There is a funny story behind “Flinch.” Before we did it the first time, we’d tested it all day long and not a single person could not flinch. But we had Don Cheadle, William H. Macy and Matt LeBlanc on and those three actors did not flinch. We were like, “How is this possible?” But we stuck with it, and now we’ve played it with BTS, Fifth Harmony, Harry Styles and Victoria Beckham and it’s just so silly and fun.
Is it easy to get artists to sign onto something like “Flinch”?
Yeah. Typically artists want to do comedy. Usually when I’m booking an artist months or weeks out, the writers will look at me crazy if I say, “We need ideas for something that’s not happening for three months,” so I try to manage expectations, but I’ll suggest something like, “Let’s do a ‘Riff Off’ with Demi Lovato,” and it’s easier. But the talent has said no. Sometimes I’ll hear, “She wants to focus on her performance and save her voice,” and that’s OK, too.
How hard do you have to sell artists on especially silly ideas?
It’s great because you have to explain it. With Lady Gaga, we pitched her on all these ideas and she was like, “Are you kidding? What are you talking about?” And once she understood the opportunity, what I call the “James being silly” beat, they embrace it. If you watch the Gaga one, the ideas was that James was just going to wear a lot of her looks and she was going to not even acknowledge that he was wearing a meat dress. The initial reaction was, “No, we don’t want to do that. We’ve already done the meat dress.” But when you see it in the context of James doing it, it’s a different ask, and it ended up being a really funny part of it. With Harry Styles, we did some costume changes.
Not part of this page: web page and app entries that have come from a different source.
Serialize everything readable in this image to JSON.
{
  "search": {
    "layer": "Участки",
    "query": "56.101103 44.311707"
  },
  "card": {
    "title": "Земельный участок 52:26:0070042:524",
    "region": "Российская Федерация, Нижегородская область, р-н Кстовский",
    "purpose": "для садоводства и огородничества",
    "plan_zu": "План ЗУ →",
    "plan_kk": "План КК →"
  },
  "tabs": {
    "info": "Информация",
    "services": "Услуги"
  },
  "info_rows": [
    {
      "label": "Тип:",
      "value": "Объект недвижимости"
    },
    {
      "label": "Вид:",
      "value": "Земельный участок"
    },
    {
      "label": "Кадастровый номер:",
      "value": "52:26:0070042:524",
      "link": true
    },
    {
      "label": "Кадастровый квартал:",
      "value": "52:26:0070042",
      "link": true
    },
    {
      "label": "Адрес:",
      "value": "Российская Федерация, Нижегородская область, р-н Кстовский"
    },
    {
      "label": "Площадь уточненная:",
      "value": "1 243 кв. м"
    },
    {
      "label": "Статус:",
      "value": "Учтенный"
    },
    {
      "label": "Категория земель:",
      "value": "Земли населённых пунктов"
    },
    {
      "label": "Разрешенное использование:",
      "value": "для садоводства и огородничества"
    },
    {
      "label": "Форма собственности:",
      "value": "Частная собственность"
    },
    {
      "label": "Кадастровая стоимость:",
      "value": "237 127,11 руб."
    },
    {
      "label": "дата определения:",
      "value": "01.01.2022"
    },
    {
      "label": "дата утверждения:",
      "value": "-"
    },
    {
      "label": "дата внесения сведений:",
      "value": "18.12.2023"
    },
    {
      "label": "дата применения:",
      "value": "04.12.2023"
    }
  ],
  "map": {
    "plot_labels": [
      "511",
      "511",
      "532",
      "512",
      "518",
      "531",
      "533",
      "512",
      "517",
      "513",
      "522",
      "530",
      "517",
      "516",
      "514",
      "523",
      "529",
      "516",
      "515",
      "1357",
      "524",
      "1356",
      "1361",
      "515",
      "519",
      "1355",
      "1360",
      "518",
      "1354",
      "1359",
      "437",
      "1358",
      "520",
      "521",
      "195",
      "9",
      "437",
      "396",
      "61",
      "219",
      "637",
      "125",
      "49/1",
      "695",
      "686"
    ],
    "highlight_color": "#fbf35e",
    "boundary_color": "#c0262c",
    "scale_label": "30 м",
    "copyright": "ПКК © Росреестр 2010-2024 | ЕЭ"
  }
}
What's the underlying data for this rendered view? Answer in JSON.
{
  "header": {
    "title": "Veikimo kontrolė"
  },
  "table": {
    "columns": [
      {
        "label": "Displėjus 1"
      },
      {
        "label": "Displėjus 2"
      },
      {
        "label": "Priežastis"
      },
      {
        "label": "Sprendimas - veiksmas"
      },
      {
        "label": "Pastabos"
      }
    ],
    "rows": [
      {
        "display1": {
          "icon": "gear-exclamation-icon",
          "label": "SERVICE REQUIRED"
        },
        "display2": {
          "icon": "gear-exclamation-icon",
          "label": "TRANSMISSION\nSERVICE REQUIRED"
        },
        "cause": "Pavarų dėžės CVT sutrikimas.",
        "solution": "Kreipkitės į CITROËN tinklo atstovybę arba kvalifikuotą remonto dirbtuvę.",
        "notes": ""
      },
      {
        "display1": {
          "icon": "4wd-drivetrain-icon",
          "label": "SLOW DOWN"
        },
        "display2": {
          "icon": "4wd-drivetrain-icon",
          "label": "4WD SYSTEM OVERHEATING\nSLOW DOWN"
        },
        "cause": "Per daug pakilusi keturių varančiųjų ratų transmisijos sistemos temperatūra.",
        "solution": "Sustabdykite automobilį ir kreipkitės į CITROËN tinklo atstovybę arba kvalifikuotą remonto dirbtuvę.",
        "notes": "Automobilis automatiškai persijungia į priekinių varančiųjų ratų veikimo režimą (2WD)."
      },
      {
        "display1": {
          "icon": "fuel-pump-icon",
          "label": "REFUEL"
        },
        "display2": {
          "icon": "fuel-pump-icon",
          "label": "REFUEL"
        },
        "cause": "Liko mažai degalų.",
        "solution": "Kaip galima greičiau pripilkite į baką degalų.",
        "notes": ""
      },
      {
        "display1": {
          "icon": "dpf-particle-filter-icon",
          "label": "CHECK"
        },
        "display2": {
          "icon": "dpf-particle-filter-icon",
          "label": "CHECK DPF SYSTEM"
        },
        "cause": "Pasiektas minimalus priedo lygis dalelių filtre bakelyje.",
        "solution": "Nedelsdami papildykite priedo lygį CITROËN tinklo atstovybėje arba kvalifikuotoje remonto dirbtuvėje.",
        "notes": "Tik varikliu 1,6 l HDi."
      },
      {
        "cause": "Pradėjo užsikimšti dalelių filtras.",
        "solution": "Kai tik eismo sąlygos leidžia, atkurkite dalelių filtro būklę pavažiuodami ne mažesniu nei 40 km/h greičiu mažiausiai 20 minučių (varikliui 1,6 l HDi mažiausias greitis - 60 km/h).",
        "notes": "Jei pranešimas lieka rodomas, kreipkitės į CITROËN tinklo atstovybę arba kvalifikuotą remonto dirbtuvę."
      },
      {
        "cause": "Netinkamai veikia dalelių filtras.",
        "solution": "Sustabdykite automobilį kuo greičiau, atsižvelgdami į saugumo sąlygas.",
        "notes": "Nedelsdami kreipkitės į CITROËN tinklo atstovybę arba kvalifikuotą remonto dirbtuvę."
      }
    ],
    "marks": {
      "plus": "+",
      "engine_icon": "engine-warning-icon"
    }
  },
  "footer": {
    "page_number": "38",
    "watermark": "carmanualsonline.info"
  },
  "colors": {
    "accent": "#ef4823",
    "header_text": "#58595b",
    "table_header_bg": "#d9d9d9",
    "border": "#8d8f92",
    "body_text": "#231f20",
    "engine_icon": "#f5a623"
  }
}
And with the Red Hot Chili Peppers, James just takes off his shirt. Like, who are you, James Corden? [Laughs]. It’s hysterical.
How much of your job is “Carpool Karaoke”?
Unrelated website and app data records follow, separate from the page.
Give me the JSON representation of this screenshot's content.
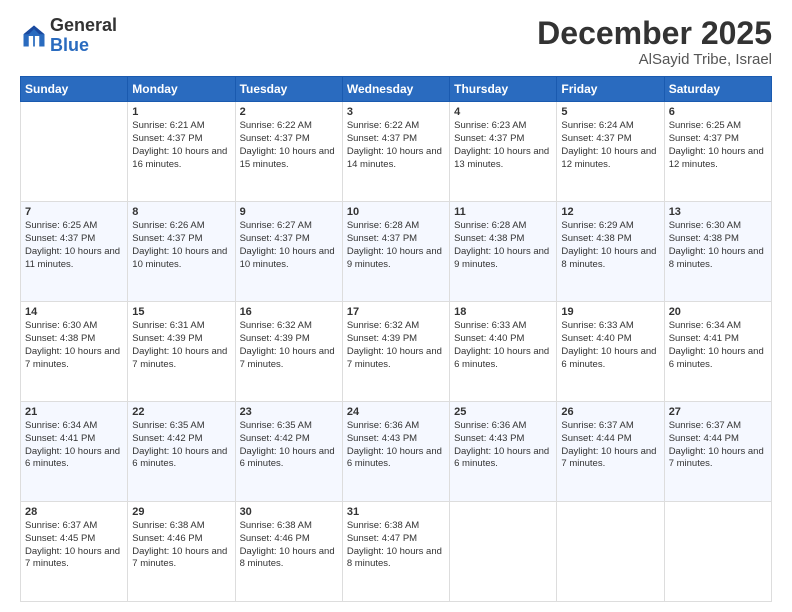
{
  "logo": {
    "general": "General",
    "blue": "Blue"
  },
  "header": {
    "title": "December 2025",
    "subtitle": "AlSayid Tribe, Israel"
  },
  "weekdays": [
    "Sunday",
    "Monday",
    "Tuesday",
    "Wednesday",
    "Thursday",
    "Friday",
    "Saturday"
  ],
  "weeks": [
    [
      {
        "day": "",
        "sunrise": "",
        "sunset": "",
        "daylight": ""
      },
      {
        "day": "1",
        "sunrise": "Sunrise: 6:21 AM",
        "sunset": "Sunset: 4:37 PM",
        "daylight": "Daylight: 10 hours and 16 minutes."
      },
      {
        "day": "2",
        "sunrise": "Sunrise: 6:22 AM",
        "sunset": "Sunset: 4:37 PM",
        "daylight": "Daylight: 10 hours and 15 minutes."
      },
      {
        "day": "3",
        "sunrise": "Sunrise: 6:22 AM",
        "sunset": "Sunset: 4:37 PM",
        "daylight": "Daylight: 10 hours and 14 minutes."
      },
      {
        "day": "4",
        "sunrise": "Sunrise: 6:23 AM",
        "sunset": "Sunset: 4:37 PM",
        "daylight": "Daylight: 10 hours and 13 minutes."
      },
      {
        "day": "5",
        "sunrise": "Sunrise: 6:24 AM",
        "sunset": "Sunset: 4:37 PM",
        "daylight": "Daylight: 10 hours and 12 minutes."
      },
      {
        "day": "6",
        "sunrise": "Sunrise: 6:25 AM",
        "sunset": "Sunset: 4:37 PM",
        "daylight": "Daylight: 10 hours and 12 minutes."
      }
    ],
    [
      {
        "day": "7",
        "sunrise": "Sunrise: 6:25 AM",
        "sunset": "Sunset: 4:37 PM",
        "daylight": "Daylight: 10 hours and 11 minutes."
      },
      {
        "day": "8",
        "sunrise": "Sunrise: 6:26 AM",
        "sunset": "Sunset: 4:37 PM",
        "daylight": "Daylight: 10 hours and 10 minutes."
      },
      {
        "day": "9",
        "sunrise": "Sunrise: 6:27 AM",
        "sunset": "Sunset: 4:37 PM",
        "daylight": "Daylight: 10 hours and 10 minutes."
      },
      {
        "day": "10",
        "sunrise": "Sunrise: 6:28 AM",
        "sunset": "Sunset: 4:37 PM",
        "daylight": "Daylight: 10 hours and 9 minutes."
      },
      {
        "day": "11",
        "sunrise": "Sunrise: 6:28 AM",
        "sunset": "Sunset: 4:38 PM",
        "daylight": "Daylight: 10 hours and 9 minutes."
      },
      {
        "day": "12",
        "sunrise": "Sunrise: 6:29 AM",
        "sunset": "Sunset: 4:38 PM",
        "daylight": "Daylight: 10 hours and 8 minutes."
      },
      {
        "day": "13",
        "sunrise": "Sunrise: 6:30 AM",
        "sunset": "Sunset: 4:38 PM",
        "daylight": "Daylight: 10 hours and 8 minutes."
      }
    ],
    [
      {
        "day": "14",
        "sunrise": "Sunrise: 6:30 AM",
        "sunset": "Sunset: 4:38 PM",
        "daylight": "Daylight: 10 hours and 7 minutes."
      },
      {
        "day": "15",
        "sunrise": "Sunrise: 6:31 AM",
        "sunset": "Sunset: 4:39 PM",
        "daylight": "Daylight: 10 hours and 7 minutes."
      },
      {
        "day": "16",
        "sunrise": "Sunrise: 6:32 AM",
        "sunset": "Sunset: 4:39 PM",
        "daylight": "Daylight: 10 hours and 7 minutes."
      },
      {
        "day": "17",
        "sunrise": "Sunrise: 6:32 AM",
        "sunset": "Sunset: 4:39 PM",
        "daylight": "Daylight: 10 hours and 7 minutes."
      },
      {
        "day": "18",
        "sunrise": "Sunrise: 6:33 AM",
        "sunset": "Sunset: 4:40 PM",
        "daylight": "Daylight: 10 hours and 6 minutes."
      },
      {
        "day": "19",
        "sunrise": "Sunrise: 6:33 AM",
        "sunset": "Sunset: 4:40 PM",
        "daylight": "Daylight: 10 hours and 6 minutes."
      },
      {
        "day": "20",
        "sunrise": "Sunrise: 6:34 AM",
        "sunset": "Sunset: 4:41 PM",
        "daylight": "Daylight: 10 hours and 6 minutes."
      }
    ],
    [
      {
        "day": "21",
        "sunrise": "Sunrise: 6:34 AM",
        "sunset": "Sunset: 4:41 PM",
        "daylight": "Daylight: 10 hours and 6 minutes."
      },
      {
        "day": "22",
        "sunrise": "Sunrise: 6:35 AM",
        "sunset": "Sunset: 4:42 PM",
        "daylight": "Daylight: 10 hours and 6 minutes."
      },
      {
        "day": "23",
        "sunrise": "Sunrise: 6:35 AM",
        "sunset": "Sunset: 4:42 PM",
        "daylight": "Daylight: 10 hours and 6 minutes."
      },
      {
        "day": "24",
        "sunrise": "Sunrise: 6:36 AM",
        "sunset": "Sunset: 4:43 PM",
        "daylight": "Daylight: 10 hours and 6 minutes."
      },
      {
        "day": "25",
        "sunrise": "Sunrise: 6:36 AM",
        "sunset": "Sunset: 4:43 PM",
        "daylight": "Daylight: 10 hours and 6 minutes."
      },
      {
        "day": "26",
        "sunrise": "Sunrise: 6:37 AM",
        "sunset": "Sunset: 4:44 PM",
        "daylight": "Daylight: 10 hours and 7 minutes."
      },
      {
        "day": "27",
        "sunrise": "Sunrise: 6:37 AM",
        "sunset": "Sunset: 4:44 PM",
        "daylight": "Daylight: 10 hours and 7 minutes."
      }
    ],
    [
      {
        "day": "28",
        "sunrise": "Sunrise: 6:37 AM",
        "sunset": "Sunset: 4:45 PM",
        "daylight": "Daylight: 10 hours and 7 minutes."
      },
      {
        "day": "29",
        "sunrise": "Sunrise: 6:38 AM",
        "sunset": "Sunset: 4:46 PM",
        "daylight": "Daylight: 10 hours and 7 minutes."
      },
      {
        "day": "30",
        "sunrise": "Sunrise: 6:38 AM",
        "sunset": "Sunset: 4:46 PM",
        "daylight": "Daylight: 10 hours and 8 minutes."
      },
      {
        "day": "31",
        "sunrise": "Sunrise: 6:38 AM",
        "sunset": "Sunset: 4:47 PM",
        "daylight": "Daylight: 10 hours and 8 minutes."
      },
      {
        "day": "",
        "sunrise": "",
        "sunset": "",
        "daylight": ""
      },
      {
        "day": "",
        "sunrise": "",
        "sunset": "",
        "daylight": ""
      },
      {
        "day": "",
        "sunrise": "",
        "sunset": "",
        "daylight": ""
      }
    ]
  ]
}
It’s a significant part of it, because I always work on the Apple Music series.
Has it become easier now that it’s become a hit?
Definitely. There are always going to be certain artists we want, like the Beyoncés, Taylor Swifts and Drakes of the world, but that goes back to logistics. James puts a lot of time into learning the songs he has to do. But yeah, there’s a lot more interest on the artist side than when we started.
What are your favorite moments from “Carpool Karaoke”?
They’re always so funny. The Red Hot Chili Peppers was an episode that James genuinely enjoyed. We were in the middle of this bit where they’re outside having a dance-off and buying fruit from a little street vendor on this random residential street in L.A., and this woman yelled out in distress. We were all still in the car but you could hear this person yelling, and James and the band rushed out to the rescue. Anthony [Kiedis] ended up telling the story, but we didn’t use it in the piece.
And it’s just fun seeing what James comes up with as far as comedy goes with the bits. He just sees the comedy in certain songs in a way I wouldn’t expect. The team I work with on the Apple series has fun coming up with ideas. So we’ll talk about how we had Sia balance eggs. Or we’d say with Ed Sheeran, it would be interesting to go to him like, “We would like you to shove 50 malt balls in your mouth and see how many of them fit.” The context of “Carpool” is bizarre but, once you’ve seen it, you understand it.
It sounds like a particularly fun challenge to get people interested in doing wacky things.
A lot of my job is communicating and providing context to really silly ideas. I spend a lot of time negotiating those little bits and the cover songs. Honestly, when it comes to that kind of stuff, we just don’t use anything that’s not funny.
My favorite thing is when we show an audience a “Carpool.” I’ll often wait and not watch it because I’d rather watch it with the audience and hear them laugh and enjoy it. It’s the reward for all of the effort that goes into it.